Table of Contents

August 2004; 4 (4)




  • μ-Opioid receptor agonists are commonly utilized as analgesics for treatment of acute pain and some chronic pain syndromes. In addition to their outstanding effectiveness, opioids, unfortunately, promote respiratory depression. Indeed, opioid–induced respiratory depression can result in hypoventilation and neurologic injury, and may arise as a consequence of μ-opioid receptor–mediated blockade of specialized respiratory neurons in the brainstem. Manzke and coworkers have suggested that the serotonin receptor subtype 5-HT4a (5-HT4aR) could serve as a useful therapeutic target for the treatment or prevention of opioid–induced respiratory depression. This hypothesis derives from the finding that the 5-HT4aR and the μ-opioid receptors affect the intracellular concentration of cyclic AMP in opposing ways. The findings are a significant milestone in ongoing efforts to understand the analgesia–ventilation link.


  • Heterotrimeric Gαβγ proteins regulate the transduction of extracellular signals from a vast number of cell surface receptors. One mechanism for integrating the diverse molecular messages that are received by G protein–coupled receptors is the production of multiple isoforms of the three subunits that constitute the G protein. A multiplicity of Gα forms has been recognized for some time, but it is also becoming clear that the β- and γ-subunits exist in varying forms that, in heterodimeric combinations, can specify alternative downstream signals as well as interact selectively with particular Gα isoforms. Key to developing therapeutics that can refine or limit physiological and pathophysiological G protein–propagated signals will be an understanding of the roles and combinatorial potential of distinct Gα, Gβ, and Gγ species, including their associations with other proteins.

  • Designing better inhalational anesthetics may be as simple as identifying those volatile compounds that target specific protein domains, resulting in the disruption of multiprotein complexes at synaptic termini. New research reveals that biologically useful concentrations of inhaled anesthetics can interrupt the interactions between PDZ domains and their cognate binding sites (i.e., other PDZ domains and different motifs) on other proteins.
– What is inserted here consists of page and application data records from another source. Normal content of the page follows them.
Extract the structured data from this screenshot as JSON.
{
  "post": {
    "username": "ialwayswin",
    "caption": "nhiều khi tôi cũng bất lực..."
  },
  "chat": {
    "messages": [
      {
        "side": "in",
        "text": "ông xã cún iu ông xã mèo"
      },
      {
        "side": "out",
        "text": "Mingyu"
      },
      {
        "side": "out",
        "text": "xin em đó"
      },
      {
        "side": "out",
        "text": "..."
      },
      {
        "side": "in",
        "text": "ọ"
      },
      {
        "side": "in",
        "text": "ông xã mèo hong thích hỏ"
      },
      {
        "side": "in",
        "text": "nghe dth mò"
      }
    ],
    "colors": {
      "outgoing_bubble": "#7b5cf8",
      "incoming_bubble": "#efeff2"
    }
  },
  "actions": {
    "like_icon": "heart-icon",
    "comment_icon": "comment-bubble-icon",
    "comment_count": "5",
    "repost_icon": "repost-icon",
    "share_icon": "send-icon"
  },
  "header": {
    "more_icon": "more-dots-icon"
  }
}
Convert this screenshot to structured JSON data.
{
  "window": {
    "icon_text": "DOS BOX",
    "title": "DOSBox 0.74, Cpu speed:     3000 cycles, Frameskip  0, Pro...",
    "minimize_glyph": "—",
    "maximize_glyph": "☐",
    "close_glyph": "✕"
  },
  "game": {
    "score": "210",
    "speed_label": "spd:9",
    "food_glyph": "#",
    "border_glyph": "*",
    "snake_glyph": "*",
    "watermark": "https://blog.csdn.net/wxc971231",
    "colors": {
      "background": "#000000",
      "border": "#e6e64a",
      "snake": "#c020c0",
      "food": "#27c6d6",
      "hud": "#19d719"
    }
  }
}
Thus, the authors point out, a sophisticated two-pronged approach to improved anesthesia might involve tailoring some compounds that target synaptic receptor activity and other compounds that target intracellular PDZ domain–mediated interactions located proximal to the synapse.

  • The development of new drugs is frequently configured as a search for “blockers” of specific molecular signals (i.e., a search for simple competitive antagonists). In contrast, allosteric antagonists can be sought for their ability to “permit” receptor function, albeit described by altered kinetics, with regard to a particular agonist. Indeed, the use of permissive antagonists—or better said, permissive “modulators,” for they may actually promote agonism—offers therapeutic modalities distinct from simple “blockers.” An allosteric change that may obliterate receptor function with respect to one agonist, for example, may be inconsequential with respect to another. An appreciation of this selective aspect of allostery can thus be relevant to any attempt to “block” receptor function.

Beyond the Bench

Net Results